Smith has always been a strong rebounder, and back in 2010-11 when he was with UCLA, he led the Pacific 10 Conference in total offensive rebounds with 114. Then, with Georgetown last year, Smith led the entire Big East Conference with an offensive rebound percentage of 15.5. With his work clearing up the glass on defense, too, Smith was able to finish the season ranked 5th in the Big East with a total rebound percentage of 17.

And despite the level of play in college being totally different to the NBA, Smith’s high rebounding percentage is still far better than that of Davis and Hawes (both of whom failed to even surpass 11.4 percent, whilst their athletic freak of a teammate DeAndre Jordan’s was more than double that at 24.5).

With his work in the post and serious impact as a put-back guy, Smith even ranked 7th in the Big East for offensive rating (116.1) last season. So, whilst his skill as a low-post defender may need some work (he averaged a moderate 1.3 blocks per 40 minutes), his size helps him deter opponents and he still couldn’t have done much more in his 20 minutes per game last year.

Because when you consider his tenacious rebounding and efficiency as a scorer (10.8 points per game on 62.1 percent shooting) it equated to Smith having the best player efficiency rating (28.2) in the Big East.

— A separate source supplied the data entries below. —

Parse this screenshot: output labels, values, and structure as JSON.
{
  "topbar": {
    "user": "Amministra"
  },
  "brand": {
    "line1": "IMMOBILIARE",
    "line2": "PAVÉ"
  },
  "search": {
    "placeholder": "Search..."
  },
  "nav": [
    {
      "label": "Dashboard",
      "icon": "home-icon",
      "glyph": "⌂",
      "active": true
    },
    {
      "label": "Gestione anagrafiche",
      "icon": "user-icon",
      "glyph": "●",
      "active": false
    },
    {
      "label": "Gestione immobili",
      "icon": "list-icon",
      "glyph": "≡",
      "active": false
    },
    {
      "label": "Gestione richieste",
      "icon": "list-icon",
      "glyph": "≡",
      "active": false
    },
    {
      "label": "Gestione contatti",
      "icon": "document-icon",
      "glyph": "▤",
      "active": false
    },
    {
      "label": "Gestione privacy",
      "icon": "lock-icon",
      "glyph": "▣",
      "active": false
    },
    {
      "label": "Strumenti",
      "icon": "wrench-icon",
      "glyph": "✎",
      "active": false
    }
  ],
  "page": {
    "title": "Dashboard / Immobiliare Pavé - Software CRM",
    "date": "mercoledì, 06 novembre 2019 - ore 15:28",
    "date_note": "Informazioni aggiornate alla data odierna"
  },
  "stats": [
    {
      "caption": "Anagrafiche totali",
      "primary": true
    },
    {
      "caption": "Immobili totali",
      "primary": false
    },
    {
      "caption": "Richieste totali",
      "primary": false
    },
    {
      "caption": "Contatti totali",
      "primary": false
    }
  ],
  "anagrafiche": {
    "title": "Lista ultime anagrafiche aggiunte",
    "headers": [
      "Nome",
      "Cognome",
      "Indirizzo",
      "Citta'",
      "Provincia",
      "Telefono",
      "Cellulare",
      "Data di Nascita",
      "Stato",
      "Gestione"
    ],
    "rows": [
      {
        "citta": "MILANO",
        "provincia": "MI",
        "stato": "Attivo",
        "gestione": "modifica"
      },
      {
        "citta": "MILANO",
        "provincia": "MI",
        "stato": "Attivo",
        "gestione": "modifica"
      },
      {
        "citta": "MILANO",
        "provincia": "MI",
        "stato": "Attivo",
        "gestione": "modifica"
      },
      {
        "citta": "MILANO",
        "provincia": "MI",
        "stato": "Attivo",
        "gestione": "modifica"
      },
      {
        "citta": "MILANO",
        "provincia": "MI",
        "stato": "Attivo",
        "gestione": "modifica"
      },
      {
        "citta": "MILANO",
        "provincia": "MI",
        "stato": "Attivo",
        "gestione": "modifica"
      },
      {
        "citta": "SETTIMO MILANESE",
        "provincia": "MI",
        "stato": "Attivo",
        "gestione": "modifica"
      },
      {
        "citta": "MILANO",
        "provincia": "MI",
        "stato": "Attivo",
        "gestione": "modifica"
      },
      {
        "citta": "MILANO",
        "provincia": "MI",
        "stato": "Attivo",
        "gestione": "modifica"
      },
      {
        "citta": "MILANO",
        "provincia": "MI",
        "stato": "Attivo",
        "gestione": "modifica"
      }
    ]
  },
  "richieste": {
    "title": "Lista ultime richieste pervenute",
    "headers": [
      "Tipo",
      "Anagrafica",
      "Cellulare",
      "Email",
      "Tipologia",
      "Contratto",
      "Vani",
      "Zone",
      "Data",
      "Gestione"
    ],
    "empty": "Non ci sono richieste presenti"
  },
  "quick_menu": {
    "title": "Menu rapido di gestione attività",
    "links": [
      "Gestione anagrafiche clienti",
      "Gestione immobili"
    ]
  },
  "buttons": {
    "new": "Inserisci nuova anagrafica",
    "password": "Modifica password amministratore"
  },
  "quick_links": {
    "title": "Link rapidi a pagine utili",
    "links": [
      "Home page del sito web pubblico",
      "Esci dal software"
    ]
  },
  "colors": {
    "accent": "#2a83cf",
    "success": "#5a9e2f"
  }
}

Jan 31, 2015; Omaha, NE, USA; Georgetown Hoyas center Joshua Smith (24) dunks over Creighton Bluejays forward Toby Hegner (32) at CenturyLink Center Omaha. Georgetown defeated Creighton 67-40. Mandatory Credit: Steven Branscombe-USA TODAY Sports

All that together, and Joshua Smith looks like a promising back up center that could suit the Clippers well. Not just because it looks good to have someone on your team who’s 350 lbs, but because he brings physicality, toughness, rebounding and experience as a low-post scoring option off the bench (he was 4th in the Big East in usage percentage).

The main issues he needs to address are his low-post and help defense, and his weight. Of course, his size is a major asset, although shedding a few pounds will help him to increase his stamina and reduce the stress that he’ll have to deal with on his knees and ankles.

The next question is whether or not the Clippers will be able to sign him.

To give an example of his projected position in the 2015 NBA draft, three separate mocks by CBSSports predict that he’ll go undrafted. And seeing as it’s unlikely that the Clippers will be able to trade for anything more than a second round pick, the fact that Smith could well go undrafted makes him a very noteworthy secondary option if L.A. can’t find anyone in free agency.

So, with his combination of physicality and efficiency that the Clippers’ bench lacks, he could develop into a young big man that can offer more as a backup than either Davis or Hawes.

If L.A. fail to enter the draft, Joshua Smith is definitely worth some attention.

Next: Clippers offseason targets: PF Tyler Hansbrough